Category: MPR

Propagation of Surface Initiated Rolling Contact Fatigue Cracks in Bearing Steel

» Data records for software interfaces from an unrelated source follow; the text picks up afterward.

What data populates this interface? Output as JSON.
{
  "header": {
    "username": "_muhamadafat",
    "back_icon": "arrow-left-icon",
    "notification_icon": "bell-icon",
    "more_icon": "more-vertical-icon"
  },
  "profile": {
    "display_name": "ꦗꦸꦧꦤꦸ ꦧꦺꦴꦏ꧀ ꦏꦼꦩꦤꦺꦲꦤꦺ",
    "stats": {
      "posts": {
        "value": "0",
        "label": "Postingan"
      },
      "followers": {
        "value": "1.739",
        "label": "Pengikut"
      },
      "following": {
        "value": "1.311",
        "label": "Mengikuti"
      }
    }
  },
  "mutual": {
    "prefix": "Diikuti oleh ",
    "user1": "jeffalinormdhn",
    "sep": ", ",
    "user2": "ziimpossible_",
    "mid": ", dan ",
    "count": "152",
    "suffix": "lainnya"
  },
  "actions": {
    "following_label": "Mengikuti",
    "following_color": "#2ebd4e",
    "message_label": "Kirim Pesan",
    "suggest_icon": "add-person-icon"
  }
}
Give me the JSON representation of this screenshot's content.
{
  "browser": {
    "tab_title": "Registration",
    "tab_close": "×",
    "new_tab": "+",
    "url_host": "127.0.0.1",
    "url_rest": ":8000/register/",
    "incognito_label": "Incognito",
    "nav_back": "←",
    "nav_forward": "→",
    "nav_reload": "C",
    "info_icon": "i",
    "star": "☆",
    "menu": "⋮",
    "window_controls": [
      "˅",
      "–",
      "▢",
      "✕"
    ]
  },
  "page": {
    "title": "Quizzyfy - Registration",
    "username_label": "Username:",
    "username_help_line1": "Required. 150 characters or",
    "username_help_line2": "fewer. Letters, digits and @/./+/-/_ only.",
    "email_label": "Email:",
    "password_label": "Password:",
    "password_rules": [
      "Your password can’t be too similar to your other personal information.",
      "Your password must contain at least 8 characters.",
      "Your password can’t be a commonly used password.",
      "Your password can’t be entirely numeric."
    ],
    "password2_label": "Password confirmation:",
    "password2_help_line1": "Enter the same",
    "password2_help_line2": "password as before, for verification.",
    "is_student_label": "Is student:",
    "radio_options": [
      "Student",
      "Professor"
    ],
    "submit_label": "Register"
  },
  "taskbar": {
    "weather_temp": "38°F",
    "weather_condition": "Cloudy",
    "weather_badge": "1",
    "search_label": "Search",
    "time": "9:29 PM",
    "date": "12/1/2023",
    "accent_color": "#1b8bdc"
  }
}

Surface initiated rolling contact fatigue, leading to a surface failure known as pitting, is a life limiting failure mode in many modern machine elements, particularly rolling element bearings. Most research on rolling contact fatigue considers total life to pitting. Instead, this work studies the growth of rolling contact fatigue cracks before they develop into surface pits in an attempt to better understand crack propagation mechanisms. A triple-contact disc machine was used to perform pitting experiments on bearing steel samples under closely controlled contact conditions in mixed lubrication regime. Crack growth across the specimen surface is monitored and crack propagation rates extracted. The morphology of the generated cracks is observed by preparing sections of cracked specimens at the end of the test. It was found that crack initiation occurred very early in total life, which was attributed to high asperity stresses due to mixed lubrication regime. Total life to pitting was dominated by crack propagation. Results provide direct evidence of two distinct stages of crack growth in rolling contact fatigue: stage 1, within which cracks grow at a slow and relatively steady rate, consumed most of the total life; and stage 2, reached at a critical crack length, within which the propagation rate rapidly increases. Contact pressure and crack size were shown to be the main parameters controlling the propagation rate. Results show that crack propagation under rolling contact fatigue follows similar trends to those known to occur in classical fatigue. A log-log plot of measured crack growth rates against the product of maximum contact pressure and the square root of crack length, a parameter describing the applied stress intensity, produces a straight line for stage 2 propagation. This provides the first evidence that growth of hereby-identified stage 2 rolling contact fatigue cracks can be described by a Paris-type power law, where the rate of crack growth across the surface is proportional to the contact pressure raised to a power of approximately 7.5.